- **Supplied material**:
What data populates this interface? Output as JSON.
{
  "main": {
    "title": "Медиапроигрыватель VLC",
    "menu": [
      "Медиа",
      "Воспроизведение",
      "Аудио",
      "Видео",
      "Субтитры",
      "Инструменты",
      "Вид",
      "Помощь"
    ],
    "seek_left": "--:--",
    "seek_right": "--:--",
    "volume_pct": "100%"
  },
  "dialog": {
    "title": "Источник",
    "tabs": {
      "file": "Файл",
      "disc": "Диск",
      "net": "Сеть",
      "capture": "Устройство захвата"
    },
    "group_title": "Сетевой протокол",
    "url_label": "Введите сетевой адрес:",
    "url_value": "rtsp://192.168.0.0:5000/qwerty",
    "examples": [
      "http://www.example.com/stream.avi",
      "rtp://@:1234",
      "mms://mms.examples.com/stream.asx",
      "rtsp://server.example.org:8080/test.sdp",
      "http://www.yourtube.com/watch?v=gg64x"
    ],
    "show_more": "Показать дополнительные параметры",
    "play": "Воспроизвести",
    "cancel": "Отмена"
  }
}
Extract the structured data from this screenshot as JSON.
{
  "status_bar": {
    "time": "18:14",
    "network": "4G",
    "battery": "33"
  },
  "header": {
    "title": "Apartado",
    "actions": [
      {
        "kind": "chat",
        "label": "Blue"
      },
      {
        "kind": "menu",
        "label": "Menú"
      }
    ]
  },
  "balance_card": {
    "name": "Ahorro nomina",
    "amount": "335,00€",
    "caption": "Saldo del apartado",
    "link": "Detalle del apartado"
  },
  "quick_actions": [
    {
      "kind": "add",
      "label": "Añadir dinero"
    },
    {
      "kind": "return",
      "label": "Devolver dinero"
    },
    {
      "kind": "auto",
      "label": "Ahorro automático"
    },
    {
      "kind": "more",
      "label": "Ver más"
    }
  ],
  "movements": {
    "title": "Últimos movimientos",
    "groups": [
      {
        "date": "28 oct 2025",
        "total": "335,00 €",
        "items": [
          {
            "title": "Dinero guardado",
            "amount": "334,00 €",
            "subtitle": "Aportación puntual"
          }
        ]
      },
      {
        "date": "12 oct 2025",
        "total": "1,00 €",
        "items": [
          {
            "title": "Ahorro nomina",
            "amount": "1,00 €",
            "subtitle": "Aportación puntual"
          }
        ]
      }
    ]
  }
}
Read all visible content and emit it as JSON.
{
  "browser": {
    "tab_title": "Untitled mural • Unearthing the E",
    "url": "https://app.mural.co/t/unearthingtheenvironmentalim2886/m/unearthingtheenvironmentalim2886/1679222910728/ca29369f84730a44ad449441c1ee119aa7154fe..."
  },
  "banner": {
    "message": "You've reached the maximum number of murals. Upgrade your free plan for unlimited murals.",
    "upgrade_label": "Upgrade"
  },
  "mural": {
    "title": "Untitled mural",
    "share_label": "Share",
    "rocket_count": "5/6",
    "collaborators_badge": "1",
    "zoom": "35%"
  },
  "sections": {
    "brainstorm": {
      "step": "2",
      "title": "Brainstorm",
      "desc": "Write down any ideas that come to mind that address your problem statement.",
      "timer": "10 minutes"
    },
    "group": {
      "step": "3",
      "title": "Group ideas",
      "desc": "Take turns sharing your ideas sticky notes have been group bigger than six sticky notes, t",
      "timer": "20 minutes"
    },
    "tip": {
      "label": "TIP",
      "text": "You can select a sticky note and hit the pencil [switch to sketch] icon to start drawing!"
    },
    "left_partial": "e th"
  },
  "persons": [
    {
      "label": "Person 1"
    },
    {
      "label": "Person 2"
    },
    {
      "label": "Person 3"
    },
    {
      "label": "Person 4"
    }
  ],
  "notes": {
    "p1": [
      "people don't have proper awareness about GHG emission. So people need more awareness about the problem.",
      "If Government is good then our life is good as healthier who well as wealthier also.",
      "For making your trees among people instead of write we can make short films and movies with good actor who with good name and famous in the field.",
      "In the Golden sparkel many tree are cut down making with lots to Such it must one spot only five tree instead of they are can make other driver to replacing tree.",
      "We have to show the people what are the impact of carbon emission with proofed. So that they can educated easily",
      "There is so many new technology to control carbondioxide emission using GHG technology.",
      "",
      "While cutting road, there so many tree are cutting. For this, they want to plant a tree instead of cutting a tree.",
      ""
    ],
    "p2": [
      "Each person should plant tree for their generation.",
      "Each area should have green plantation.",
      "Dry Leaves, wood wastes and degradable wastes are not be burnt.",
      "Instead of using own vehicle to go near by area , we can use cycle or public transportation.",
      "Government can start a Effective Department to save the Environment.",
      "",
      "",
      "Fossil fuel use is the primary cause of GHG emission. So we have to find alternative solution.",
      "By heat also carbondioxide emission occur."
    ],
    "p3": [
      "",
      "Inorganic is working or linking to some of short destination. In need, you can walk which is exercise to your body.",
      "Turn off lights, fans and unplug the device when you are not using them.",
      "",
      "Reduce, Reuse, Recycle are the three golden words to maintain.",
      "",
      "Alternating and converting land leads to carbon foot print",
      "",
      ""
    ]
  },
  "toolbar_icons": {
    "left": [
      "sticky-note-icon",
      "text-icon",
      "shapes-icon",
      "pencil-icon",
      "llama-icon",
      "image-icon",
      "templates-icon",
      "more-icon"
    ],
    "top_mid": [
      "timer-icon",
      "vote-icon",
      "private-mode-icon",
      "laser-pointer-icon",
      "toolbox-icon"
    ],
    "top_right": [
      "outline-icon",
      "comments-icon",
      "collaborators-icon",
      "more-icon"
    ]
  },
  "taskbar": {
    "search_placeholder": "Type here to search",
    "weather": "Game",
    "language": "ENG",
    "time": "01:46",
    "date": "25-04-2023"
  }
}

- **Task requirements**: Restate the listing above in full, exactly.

- **Solution below**:
What data populates this interface? Output as JSON.
{
  "main": {
    "title": "Медиапроигрыватель VLC",
    "menu": [
      "Медиа",
      "Воспроизведение",
      "Аудио",
      "Видео",
      "Субтитры",
      "Инструменты",
      "Вид",
      "Помощь"
    ],
    "seek_left": "--:--",
    "seek_right": "--:--",
    "volume_pct": "100%"
  },
  "dialog": {
    "title": "Источник",
    "tabs": {
      "file": "Файл",
      "disc": "Диск",
      "net": "Сеть",
      "capture": "Устройство захвата"
    },
    "group_title": "Сетевой протокол",
    "url_label": "Введите сетевой адрес:",
    "url_value": "rtsp://192.168.0.0:5000/qwerty",
    "examples": [
      "http://www.example.com/stream.avi",
      "rtp://@:1234",
      "mms://mms.examples.com/stream.asx",
      "rtsp://server.example.org:8080/test.sdp",
      "http://www.yourtube.com/watch?v=gg64x"
    ],
    "show_more": "Показать дополнительные параметры",
    "play": "Воспроизвести",
    "cancel": "Отмена"
  }
}
Extract the structured data from this screenshot as JSON.
{
  "status_bar": {
    "time": "18:14",
    "network": "4G",
    "battery": "33"
  },
  "header": {
    "title": "Apartado",
    "actions": [
      {
        "kind": "chat",
        "label": "Blue"
      },
      {
        "kind": "menu",
        "label": "Menú"
      }
    ]
  },
  "balance_card": {
    "name": "Ahorro nomina",
    "amount": "335,00€",
    "caption": "Saldo del apartado",
    "link": "Detalle del apartado"
  },
  "quick_actions": [
    {
      "kind": "add",
      "label": "Añadir dinero"
    },
    {
      "kind": "return",
      "label": "Devolver dinero"
    },
    {
      "kind": "auto",
      "label": "Ahorro automático"
    },
    {
      "kind": "more",
      "label": "Ver más"
    }
  ],
  "movements": {
    "title": "Últimos movimientos",
    "groups": [
      {
        "date": "28 oct 2025",
        "total": "335,00 €",
        "items": [
          {
            "title": "Dinero guardado",
            "amount": "334,00 €",
            "subtitle": "Aportación puntual"
          }
        ]
      },
      {
        "date": "12 oct 2025",
        "total": "1,00 €",
        "items": [
          {
            "title": "Ahorro nomina",
            "amount": "1,00 €",
            "subtitle": "Aportación puntual"
          }
        ]
      }
    ]
  }
}
Read all visible content and emit it as JSON.
{
  "browser": {
    "tab_title": "Untitled mural • Unearthing the E",
    "url": "https://app.mural.co/t/unearthingtheenvironmentalim2886/m/unearthingtheenvironmentalim2886/1679222910728/ca29369f84730a44ad449441c1ee119aa7154fe..."
  },
  "banner": {
    "message": "You've reached the maximum number of murals. Upgrade your free plan for unlimited murals.",
    "upgrade_label": "Upgrade"
  },
  "mural": {
    "title": "Untitled mural",
    "share_label": "Share",
    "rocket_count": "5/6",
    "collaborators_badge": "1",
    "zoom": "35%"
  },
  "sections": {
    "brainstorm": {
      "step": "2",
      "title": "Brainstorm",
      "desc": "Write down any ideas that come to mind that address your problem statement.",
      "timer": "10 minutes"
    },
    "group": {
      "step": "3",
      "title": "Group ideas",
      "desc": "Take turns sharing your ideas sticky notes have been group bigger than six sticky notes, t",
      "timer": "20 minutes"
    },
    "tip": {
      "label": "TIP",
      "text": "You can select a sticky note and hit the pencil [switch to sketch] icon to start drawing!"
    },
    "left_partial": "e th"
  },
  "persons": [
    {
      "label": "Person 1"
    },
    {
      "label": "Person 2"
    },
    {
      "label": "Person 3"
    },
    {
      "label": "Person 4"
    }
  ],
  "notes": {
    "p1": [
      "people don't have proper awareness about GHG emission. So people need more awareness about the problem.",
      "If Government is good then our life is good as healthier who well as wealthier also.",
      "For making your trees among people instead of write we can make short films and movies with good actor who with good name and famous in the field.",
      "In the Golden sparkel many tree are cut down making with lots to Such it must one spot only five tree instead of they are can make other driver to replacing tree.",
      "We have to show the people what are the impact of carbon emission with proofed. So that they can educated easily",
      "There is so many new technology to control carbondioxide emission using GHG technology.",
      "",
      "While cutting road, there so many tree are cutting. For this, they want to plant a tree instead of cutting a tree.",
      ""
    ],
    "p2": [
      "Each person should plant tree for their generation.",
      "Each area should have green plantation.",
      "Dry Leaves, wood wastes and degradable wastes are not be burnt.",
      "Instead of using own vehicle to go near by area , we can use cycle or public transportation.",
      "Government can start a Effective Department to save the Environment.",
      "",
      "",
      "Fossil fuel use is the primary cause of GHG emission. So we have to find alternative solution.",
      "By heat also carbondioxide emission occur."
    ],
    "p3": [
      "",
      "Inorganic is working or linking to some of short destination. In need, you can walk which is exercise to your body.",
      "Turn off lights, fans and unplug the device when you are not using them.",
      "",
      "Reduce, Reuse, Recycle are the three golden words to maintain.",
      "",
      "Alternating and converting land leads to carbon foot print",
      "",
      ""
    ]
  },
  "toolbar_icons": {
    "left": [
      "sticky-note-icon",
      "text-icon",
      "shapes-icon",
      "pencil-icon",
      "llama-icon",
      "image-icon",
      "templates-icon",
      "more-icon"
    ],
    "top_mid": [
      "timer-icon",
      "vote-icon",
      "private-mode-icon",
      "laser-pointer-icon",
      "toolbox-icon"
    ],
    "top_right": [
      "outline-icon",
      "comments-icon",
      "collaborators-icon",
      "more-icon"
    ]
  },
  "taskbar": {
    "search_placeholder": "Type here to search",
    "weather": "Game",
    "language": "ENG",
    "time": "01:46",
    "date": "25-04-2023"
  }
}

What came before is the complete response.